JEFFERSON CITY — Land near Busch Stadium in downtown St. Louis was once home to pens where enslaved people were held in shackles before they were auctioned off or sold.
Now two St. Louis-area state representatives are asking the St. Louis Cardinals to acknowledge the location’s “horror and history” by erecting a marker at the corner of Broadway and Clark, the site of one of several pens that were located downtown.
Aldridge and Gunby, in the release, said the Cardinals “are beloved in our region and as an organization support many local causes that endear them to us, their fans.”
“It is in this spirit that we ask you and the St. Louis Cardinals organization to erect a marker that recognizes the horror and history of where Busch Stadium now stands,” they said.
Acknowledging the history could begin healing of divisions caused by race and injustice, “bring our history to light for many and spark conversations that need to occur,” Aldridge and Gunby wrote.
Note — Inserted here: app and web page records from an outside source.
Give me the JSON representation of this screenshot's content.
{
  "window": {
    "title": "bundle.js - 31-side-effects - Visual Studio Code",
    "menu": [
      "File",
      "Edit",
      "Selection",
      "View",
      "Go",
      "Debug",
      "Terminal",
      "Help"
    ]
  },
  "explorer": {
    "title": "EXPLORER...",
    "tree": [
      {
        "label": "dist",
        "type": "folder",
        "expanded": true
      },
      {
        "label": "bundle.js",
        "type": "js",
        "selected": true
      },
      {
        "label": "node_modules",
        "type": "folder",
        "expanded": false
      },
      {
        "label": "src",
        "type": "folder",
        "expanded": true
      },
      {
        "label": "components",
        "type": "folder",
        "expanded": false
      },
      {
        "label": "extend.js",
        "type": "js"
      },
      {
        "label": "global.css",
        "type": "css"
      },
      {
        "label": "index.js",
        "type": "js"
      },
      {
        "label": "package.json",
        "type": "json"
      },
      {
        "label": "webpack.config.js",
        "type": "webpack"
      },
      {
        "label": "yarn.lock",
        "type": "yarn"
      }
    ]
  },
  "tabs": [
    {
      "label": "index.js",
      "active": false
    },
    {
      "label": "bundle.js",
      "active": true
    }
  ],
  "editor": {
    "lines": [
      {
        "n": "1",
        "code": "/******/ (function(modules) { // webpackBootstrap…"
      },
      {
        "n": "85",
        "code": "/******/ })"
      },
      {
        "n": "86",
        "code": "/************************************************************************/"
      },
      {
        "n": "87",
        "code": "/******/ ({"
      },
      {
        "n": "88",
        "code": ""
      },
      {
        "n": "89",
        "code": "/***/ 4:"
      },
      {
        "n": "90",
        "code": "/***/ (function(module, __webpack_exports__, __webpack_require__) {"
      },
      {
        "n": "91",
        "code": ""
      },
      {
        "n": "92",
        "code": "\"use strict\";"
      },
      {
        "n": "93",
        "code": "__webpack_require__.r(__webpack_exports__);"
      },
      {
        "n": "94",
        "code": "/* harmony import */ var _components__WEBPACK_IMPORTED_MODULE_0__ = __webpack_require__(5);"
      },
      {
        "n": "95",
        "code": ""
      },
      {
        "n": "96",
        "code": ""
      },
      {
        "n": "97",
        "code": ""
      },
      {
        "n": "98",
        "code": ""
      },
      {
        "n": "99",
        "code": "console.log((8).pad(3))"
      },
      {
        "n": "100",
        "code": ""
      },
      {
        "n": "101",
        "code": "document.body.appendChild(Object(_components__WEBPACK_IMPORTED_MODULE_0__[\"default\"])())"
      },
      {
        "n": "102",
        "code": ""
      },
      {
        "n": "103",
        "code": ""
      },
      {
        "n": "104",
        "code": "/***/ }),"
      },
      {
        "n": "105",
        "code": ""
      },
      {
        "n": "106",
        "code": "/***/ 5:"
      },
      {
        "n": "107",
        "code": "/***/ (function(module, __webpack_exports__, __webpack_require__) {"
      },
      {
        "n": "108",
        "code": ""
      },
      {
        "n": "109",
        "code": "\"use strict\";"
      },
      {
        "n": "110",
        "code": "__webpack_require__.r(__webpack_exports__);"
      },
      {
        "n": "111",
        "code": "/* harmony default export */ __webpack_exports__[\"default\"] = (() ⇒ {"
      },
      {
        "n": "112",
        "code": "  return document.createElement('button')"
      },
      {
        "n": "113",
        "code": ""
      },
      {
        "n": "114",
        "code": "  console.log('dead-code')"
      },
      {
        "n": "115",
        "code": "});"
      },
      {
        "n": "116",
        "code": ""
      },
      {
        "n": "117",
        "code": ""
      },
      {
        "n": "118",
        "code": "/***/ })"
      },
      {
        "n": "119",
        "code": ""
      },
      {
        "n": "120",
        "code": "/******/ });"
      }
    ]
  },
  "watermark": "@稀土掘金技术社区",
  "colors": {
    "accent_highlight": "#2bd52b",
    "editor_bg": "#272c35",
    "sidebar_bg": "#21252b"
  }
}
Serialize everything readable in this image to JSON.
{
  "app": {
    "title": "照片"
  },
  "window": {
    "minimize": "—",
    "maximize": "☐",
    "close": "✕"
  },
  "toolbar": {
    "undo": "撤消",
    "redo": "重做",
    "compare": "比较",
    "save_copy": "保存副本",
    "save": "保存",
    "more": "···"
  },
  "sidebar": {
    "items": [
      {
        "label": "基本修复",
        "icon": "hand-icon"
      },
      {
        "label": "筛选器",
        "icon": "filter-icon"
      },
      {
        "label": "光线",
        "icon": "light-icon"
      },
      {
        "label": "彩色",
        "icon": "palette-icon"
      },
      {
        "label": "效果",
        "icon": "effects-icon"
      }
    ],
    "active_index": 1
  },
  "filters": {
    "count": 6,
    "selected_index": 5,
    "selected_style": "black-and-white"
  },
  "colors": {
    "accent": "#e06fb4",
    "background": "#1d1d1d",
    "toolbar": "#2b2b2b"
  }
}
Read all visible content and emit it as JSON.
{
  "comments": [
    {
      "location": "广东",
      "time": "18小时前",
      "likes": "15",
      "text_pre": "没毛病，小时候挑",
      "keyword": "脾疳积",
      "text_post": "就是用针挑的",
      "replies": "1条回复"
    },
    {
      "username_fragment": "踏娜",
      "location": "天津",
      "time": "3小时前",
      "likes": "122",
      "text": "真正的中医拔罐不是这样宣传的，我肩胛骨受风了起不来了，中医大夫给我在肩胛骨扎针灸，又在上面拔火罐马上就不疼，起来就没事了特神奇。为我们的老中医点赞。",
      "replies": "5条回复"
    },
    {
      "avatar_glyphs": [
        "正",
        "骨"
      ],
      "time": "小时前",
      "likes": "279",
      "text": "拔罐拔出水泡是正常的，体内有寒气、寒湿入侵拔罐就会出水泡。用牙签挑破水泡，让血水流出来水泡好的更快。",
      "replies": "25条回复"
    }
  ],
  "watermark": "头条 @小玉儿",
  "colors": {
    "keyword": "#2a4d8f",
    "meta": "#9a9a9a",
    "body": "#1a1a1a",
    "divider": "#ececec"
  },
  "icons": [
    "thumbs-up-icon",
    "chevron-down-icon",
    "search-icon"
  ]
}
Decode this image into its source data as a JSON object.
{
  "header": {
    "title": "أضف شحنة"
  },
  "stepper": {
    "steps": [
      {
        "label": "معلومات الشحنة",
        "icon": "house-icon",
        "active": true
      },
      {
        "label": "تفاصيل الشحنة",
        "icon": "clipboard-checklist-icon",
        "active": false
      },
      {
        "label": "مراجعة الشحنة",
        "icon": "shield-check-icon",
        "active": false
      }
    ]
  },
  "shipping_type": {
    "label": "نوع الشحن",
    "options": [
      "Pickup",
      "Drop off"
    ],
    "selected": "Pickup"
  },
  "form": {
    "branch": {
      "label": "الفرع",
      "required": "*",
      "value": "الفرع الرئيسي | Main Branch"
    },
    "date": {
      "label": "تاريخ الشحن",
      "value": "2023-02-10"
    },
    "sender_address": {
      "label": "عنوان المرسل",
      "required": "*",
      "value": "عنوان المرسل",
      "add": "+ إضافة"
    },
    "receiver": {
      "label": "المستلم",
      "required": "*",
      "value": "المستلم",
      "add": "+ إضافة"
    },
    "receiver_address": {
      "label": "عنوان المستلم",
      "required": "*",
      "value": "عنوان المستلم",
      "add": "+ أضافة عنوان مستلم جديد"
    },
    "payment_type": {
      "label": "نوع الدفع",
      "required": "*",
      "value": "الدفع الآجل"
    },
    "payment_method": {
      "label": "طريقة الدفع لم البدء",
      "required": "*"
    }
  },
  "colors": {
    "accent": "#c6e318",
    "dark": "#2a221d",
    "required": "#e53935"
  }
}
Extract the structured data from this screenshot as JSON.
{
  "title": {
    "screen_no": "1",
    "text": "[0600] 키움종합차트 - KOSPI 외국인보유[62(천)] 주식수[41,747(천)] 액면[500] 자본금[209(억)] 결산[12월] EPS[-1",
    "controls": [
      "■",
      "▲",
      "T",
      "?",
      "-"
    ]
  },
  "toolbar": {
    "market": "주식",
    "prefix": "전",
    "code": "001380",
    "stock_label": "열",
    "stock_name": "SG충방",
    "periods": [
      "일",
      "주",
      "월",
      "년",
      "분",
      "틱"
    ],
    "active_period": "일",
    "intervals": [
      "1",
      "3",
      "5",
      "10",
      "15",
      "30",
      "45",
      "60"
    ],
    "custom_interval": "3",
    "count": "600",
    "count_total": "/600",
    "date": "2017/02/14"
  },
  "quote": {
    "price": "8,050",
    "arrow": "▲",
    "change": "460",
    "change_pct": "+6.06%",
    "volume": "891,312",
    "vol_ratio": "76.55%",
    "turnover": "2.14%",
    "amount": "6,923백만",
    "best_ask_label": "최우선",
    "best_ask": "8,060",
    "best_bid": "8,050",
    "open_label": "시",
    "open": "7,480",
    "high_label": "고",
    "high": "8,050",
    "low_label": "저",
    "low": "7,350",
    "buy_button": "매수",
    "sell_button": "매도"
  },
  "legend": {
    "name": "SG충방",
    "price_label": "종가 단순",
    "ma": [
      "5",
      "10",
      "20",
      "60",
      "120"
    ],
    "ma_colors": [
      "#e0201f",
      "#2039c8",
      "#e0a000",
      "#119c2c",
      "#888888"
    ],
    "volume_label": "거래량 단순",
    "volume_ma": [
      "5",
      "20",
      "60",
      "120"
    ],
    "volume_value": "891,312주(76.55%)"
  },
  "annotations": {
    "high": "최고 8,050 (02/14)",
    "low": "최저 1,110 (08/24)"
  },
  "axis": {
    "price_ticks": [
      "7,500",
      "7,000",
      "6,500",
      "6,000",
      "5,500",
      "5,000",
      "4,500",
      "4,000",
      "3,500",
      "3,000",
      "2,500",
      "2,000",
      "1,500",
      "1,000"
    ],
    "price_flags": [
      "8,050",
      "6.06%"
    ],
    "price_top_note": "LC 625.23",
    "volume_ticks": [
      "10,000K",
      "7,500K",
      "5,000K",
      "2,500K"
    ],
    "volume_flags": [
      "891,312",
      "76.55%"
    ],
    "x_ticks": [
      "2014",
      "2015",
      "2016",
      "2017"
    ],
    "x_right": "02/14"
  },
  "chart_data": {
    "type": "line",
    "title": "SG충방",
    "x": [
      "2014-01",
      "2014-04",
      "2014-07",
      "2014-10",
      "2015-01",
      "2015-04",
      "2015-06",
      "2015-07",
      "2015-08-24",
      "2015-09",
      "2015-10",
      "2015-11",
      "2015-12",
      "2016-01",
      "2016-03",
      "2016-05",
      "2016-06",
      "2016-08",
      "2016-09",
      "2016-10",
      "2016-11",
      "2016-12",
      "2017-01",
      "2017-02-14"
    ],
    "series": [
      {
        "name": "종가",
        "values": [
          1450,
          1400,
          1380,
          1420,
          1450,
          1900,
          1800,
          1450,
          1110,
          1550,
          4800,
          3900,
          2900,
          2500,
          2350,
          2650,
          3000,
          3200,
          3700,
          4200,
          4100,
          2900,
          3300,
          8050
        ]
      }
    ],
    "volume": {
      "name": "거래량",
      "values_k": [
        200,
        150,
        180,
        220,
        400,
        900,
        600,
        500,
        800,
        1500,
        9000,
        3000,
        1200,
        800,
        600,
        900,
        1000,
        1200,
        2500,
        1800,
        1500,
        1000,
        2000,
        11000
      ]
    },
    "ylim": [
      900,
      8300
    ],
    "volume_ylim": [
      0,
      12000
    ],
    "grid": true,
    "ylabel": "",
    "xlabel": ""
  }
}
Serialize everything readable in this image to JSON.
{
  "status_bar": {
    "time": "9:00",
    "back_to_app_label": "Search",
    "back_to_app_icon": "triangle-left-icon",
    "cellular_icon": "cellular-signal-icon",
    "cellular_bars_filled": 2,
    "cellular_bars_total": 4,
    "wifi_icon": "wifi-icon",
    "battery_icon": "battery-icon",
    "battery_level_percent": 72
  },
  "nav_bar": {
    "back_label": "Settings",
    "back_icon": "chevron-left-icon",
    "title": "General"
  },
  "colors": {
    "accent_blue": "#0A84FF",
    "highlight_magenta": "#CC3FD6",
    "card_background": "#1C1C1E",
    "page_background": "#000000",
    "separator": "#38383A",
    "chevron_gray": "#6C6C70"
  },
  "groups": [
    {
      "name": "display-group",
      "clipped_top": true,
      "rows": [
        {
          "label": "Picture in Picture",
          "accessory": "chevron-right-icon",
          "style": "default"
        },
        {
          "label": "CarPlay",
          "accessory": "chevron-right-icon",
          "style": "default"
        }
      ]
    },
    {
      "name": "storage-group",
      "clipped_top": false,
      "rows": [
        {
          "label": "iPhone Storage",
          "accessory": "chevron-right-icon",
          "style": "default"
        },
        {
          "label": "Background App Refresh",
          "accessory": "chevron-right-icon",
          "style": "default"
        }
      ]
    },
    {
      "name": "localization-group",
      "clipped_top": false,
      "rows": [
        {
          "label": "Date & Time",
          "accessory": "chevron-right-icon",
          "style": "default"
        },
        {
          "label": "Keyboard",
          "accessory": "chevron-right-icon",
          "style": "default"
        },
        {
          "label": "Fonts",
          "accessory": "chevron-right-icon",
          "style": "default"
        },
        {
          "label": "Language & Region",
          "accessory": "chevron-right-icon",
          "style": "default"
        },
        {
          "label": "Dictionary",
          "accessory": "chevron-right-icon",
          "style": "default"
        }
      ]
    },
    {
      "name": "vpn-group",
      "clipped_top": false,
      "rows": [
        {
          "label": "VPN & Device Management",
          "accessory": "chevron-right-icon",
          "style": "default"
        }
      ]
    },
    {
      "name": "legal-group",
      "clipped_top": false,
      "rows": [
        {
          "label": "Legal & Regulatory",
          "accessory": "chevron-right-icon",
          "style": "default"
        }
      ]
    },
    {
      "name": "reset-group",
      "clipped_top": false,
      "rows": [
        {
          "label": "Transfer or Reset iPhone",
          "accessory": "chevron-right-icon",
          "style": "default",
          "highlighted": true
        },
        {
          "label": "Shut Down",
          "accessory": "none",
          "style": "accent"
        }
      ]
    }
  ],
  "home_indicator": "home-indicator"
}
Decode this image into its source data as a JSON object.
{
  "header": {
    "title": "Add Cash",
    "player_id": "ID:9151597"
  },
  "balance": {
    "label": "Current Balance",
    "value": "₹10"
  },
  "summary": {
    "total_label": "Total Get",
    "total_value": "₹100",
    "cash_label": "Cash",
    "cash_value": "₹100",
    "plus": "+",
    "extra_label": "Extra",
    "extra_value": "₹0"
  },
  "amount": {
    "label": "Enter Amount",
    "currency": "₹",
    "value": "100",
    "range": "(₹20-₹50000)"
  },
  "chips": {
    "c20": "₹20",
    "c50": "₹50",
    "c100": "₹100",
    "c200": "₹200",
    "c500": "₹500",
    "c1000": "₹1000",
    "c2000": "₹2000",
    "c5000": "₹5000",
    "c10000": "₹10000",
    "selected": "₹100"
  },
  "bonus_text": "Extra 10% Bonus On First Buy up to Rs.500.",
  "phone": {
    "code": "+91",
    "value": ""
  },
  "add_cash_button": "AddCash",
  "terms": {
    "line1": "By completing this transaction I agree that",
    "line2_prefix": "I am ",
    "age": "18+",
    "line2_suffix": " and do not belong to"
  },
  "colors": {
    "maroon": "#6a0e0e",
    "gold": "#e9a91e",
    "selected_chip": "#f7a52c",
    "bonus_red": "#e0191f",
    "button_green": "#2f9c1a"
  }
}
Aldridge’s district includes Busch Stadium.
The release says the pens belonged to prominent slave trader Bernard Lynch. They were seized by Union troops during the Civil War in 1861 but not fully demolished until 1963.
According to a page on the St. Louis City website, Lynch’s Slave Pens were “cramped and constructed like prison cells. Each person was shackled, the rooms were bolted and locked, and bars were placed on the windows.”
The Broadway and Clark location of the pens, near the current stadium site, was one of several in the downtown area, the website says.
A spokesperson for the St. Louis Cardinals said Tuesday that DeWitt has been in touch with Aldridge and Gunby and “is planning to share with them about their concepts and thoughts.”
Updated Tuesday to include a response from the Cardinals.